Gardening is not just a set of tasks. It’s not restricted to backyards, courtyards, balconies. It can, and should, happen anywhere, everywhere. Gardening is simply a framework for engagement with our world, grounded in care and action. To garden is to care deeply, inclusively, and audaciously for the world outside our homes and our heads. It’s a way of being that is intimately interwoven with the real truths of existence—not the things we’re told to value (money, status, ownership), but the things that actually matter (sustenance, perspective, beauty, connection, growth).
– Georgina Reid, Audacious Gardening: On Daring to Care
“Healing involves discomfort, but so does refusing to heal. And, over time, refusing to heal is always more painful.”
"To seek approval is to seek dependence; to seek dependence is to lose your sense of self... That's the paradox of approval seeking: our very attempt to prove our worth and value means that we believe that our worth and value can be proven."
— Pavel Somov, "Present Perfect"
When we confront the foundations of our systems of learning and challenge the assumptions that underlie the design of culture, new opportunities for engagement between people and their environment are found waiting. Windows into the world's unlimited potential open, revealing that mediation of experience is untenable and the only limiting factor to innovation is creativity. Indeed, experimentation is always needed to find better alternatives. Without risk-taking, we'll never discover what's possible. Just as any historian of science knows, major advances in science are not made in small steps, but by leaps and bounds that are largely guided by intuition, chance, and a willingness to challenge dogmas. Often, these shifts come about by curious hobbyists. As Aristotle once stated, "It is the mark of an educated mind to be able to entertain a thought without accepting it." Or, in other words, one should be both skeptical and open-minded, just not so open-minded that their brain falls out.
Peter McCoy, Radical Mycology, Toward a Radical Mycology (XVIII)
An ecological understanding allows us to identify "things"—rain, cloud, river—at the same time that it reminds us that these identities are fluid. Even mountains erode, and the ground below us moves in giant plates. It reminds us that—while it's useful to have a word for that thing called a cloud—when we really get down to it, all we can really point to is a series of flows and relationships that sometimes intersect and hold together long enough to be a "cloud."
Our senses are living organs intended to receive communications. They connect us to, interweave us with, the stream of informational energy that comes to us every moment of every day that we live.
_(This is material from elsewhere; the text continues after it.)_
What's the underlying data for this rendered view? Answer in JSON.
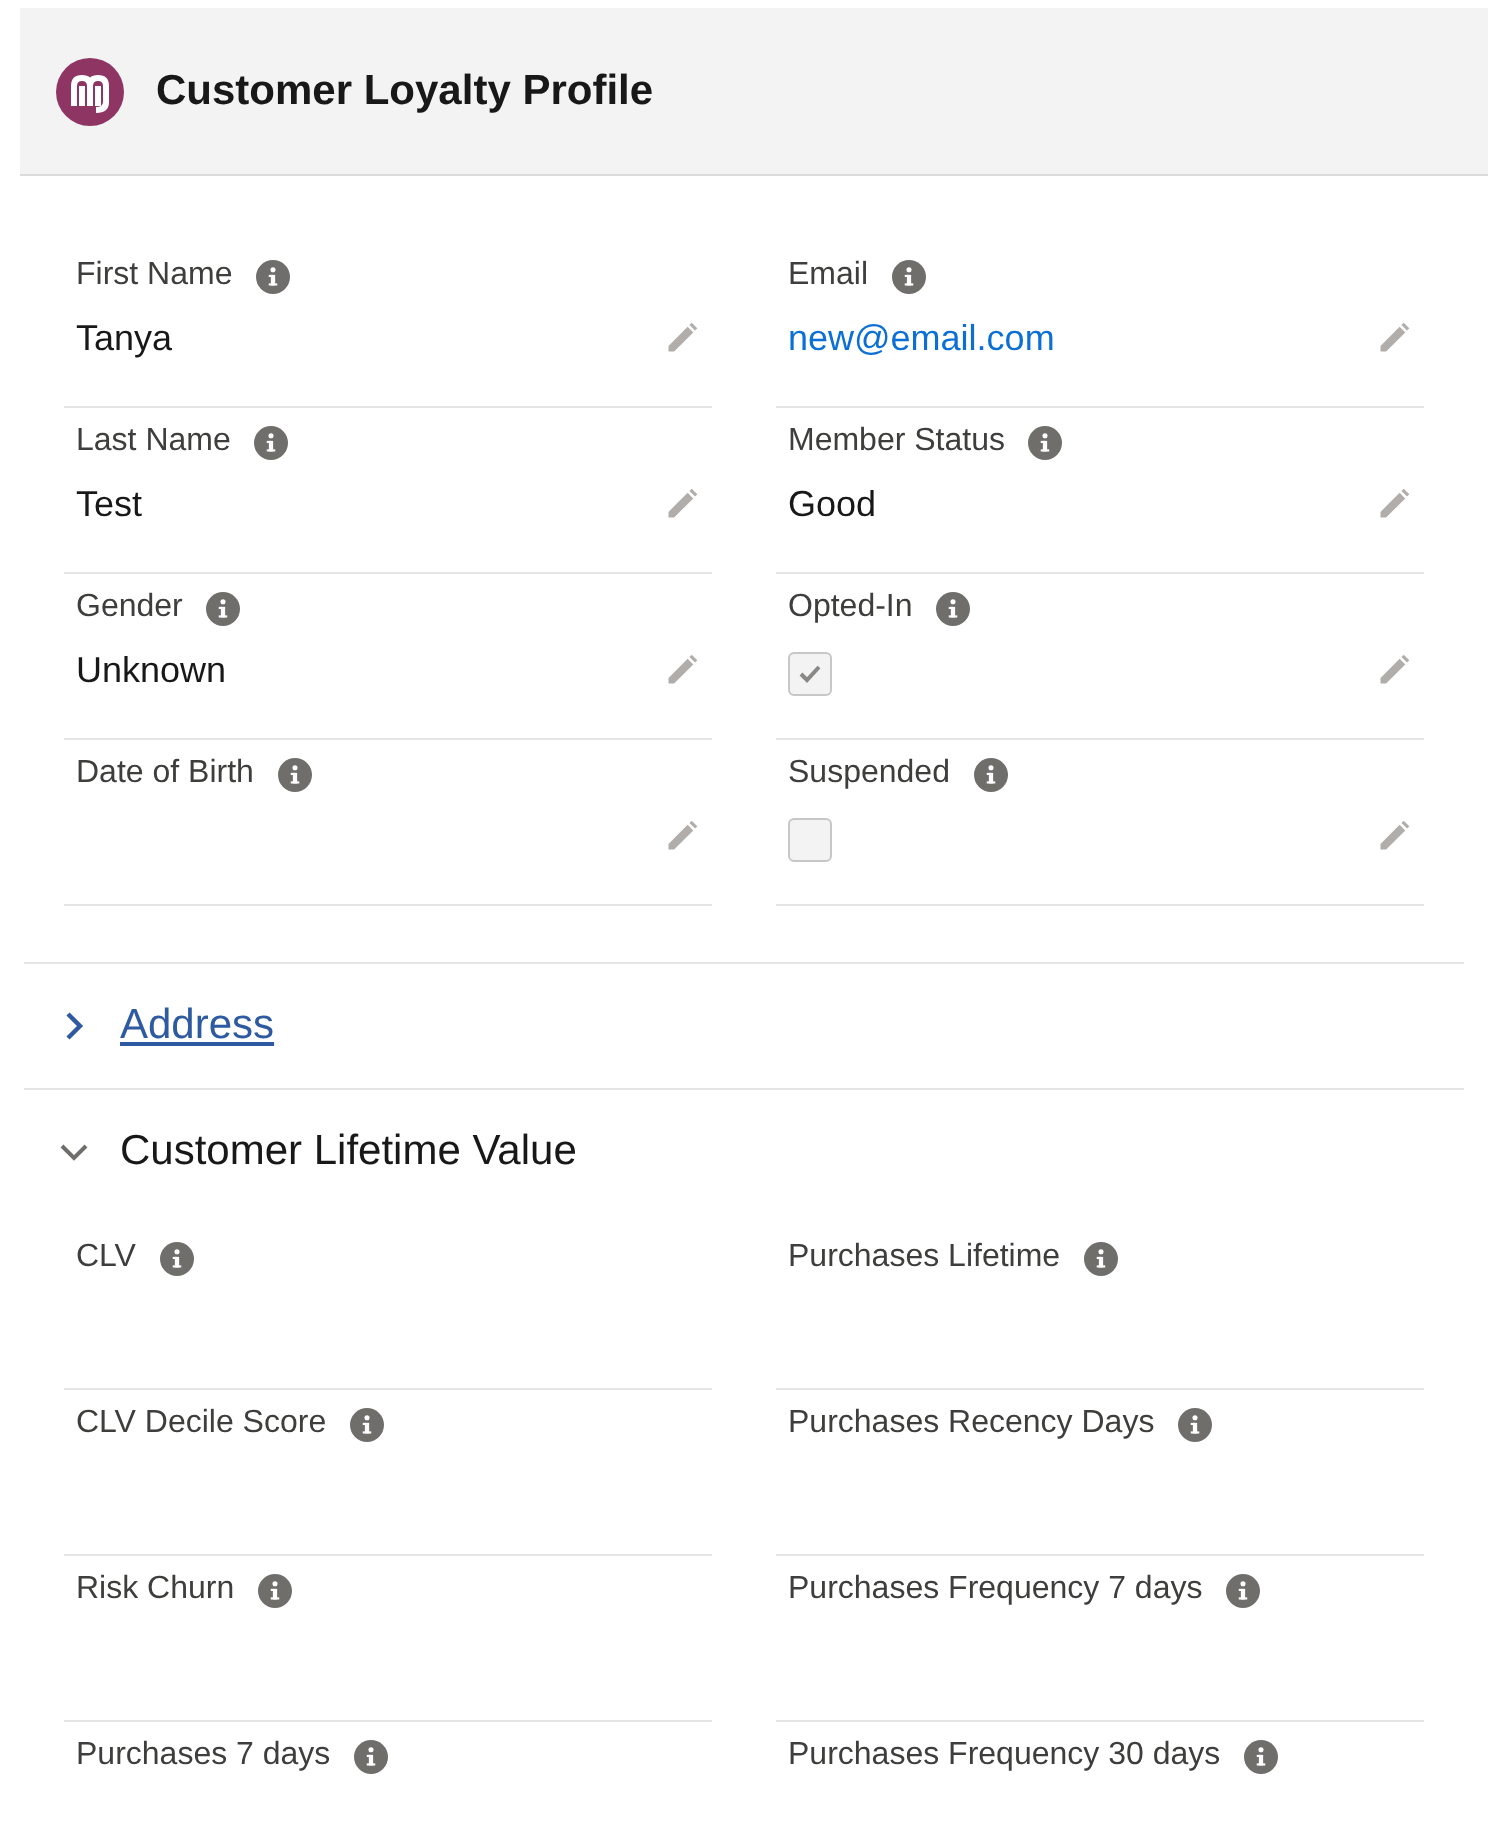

Focusing perception through the senses immerses the self in the Earth’s sensory flows.
kind of like taking a bath in colors, sounds, and tastes
To immerse the self in the wash of the world’s communications, to feel the touch of the Earth through the body, brings the entire body alive. The way it was when you were young.
Attending to sensory communications from the world dissolves the boundary between self and world. It is a crucial act in reconnecting ourselves with the life of Earth. Sensory perception is the natural and right blending of inner and outer.
The linear mind is what creates the boundary line between us and the world. Location of consciousness in the brain closes the door to Nature. But the door is unlocked.
Perceiving through the senses opens the door. The more sensitivity we cultivate to sensory flows, the more directly we perceive with our senses, and the wider the door opens.
⚘ Stephen Harrod Buhner, The Secret Teachings of Plants: The Intelligence of the Heart in the Direct Perception of Nature
"When I speak of the spiritual, I refer to the recognition within everyone that there is a place of mystery in our lives where forces that are beyond human desire or will alter circumstances and/or guide and direct us. I call these forces 'divine spirit.' When we choose to lead a spirit-filled life, we recognize and celebrate the presence of transcendent spirits."
In order to be free, you simply have to be so, without asking permission of anybody. You have to have your own hypothesis about what you are called to do, and follow it, not giving in to circumstances and complying with them. But that sort of freedom demands powerful inner resources, a high degree of self-awareness, a consciousness of your responsibility to yourself and therefore to other people. Alas, the tragedy is that we do not know how to be free — we demand freedom for ourselves at the expense of others and don’t want to waive anything of our own for the sake of someone else: that would be an encroachment upon our personal rights and liberties. All of us are infected today with an extraordinary egoism. And that is not freedom; freedom means learning to demand only of oneself, not of life or of others, and knowing how to give: sacrifice in the name of love.
∆ Andrei Tarkovsky, Sculpting in Time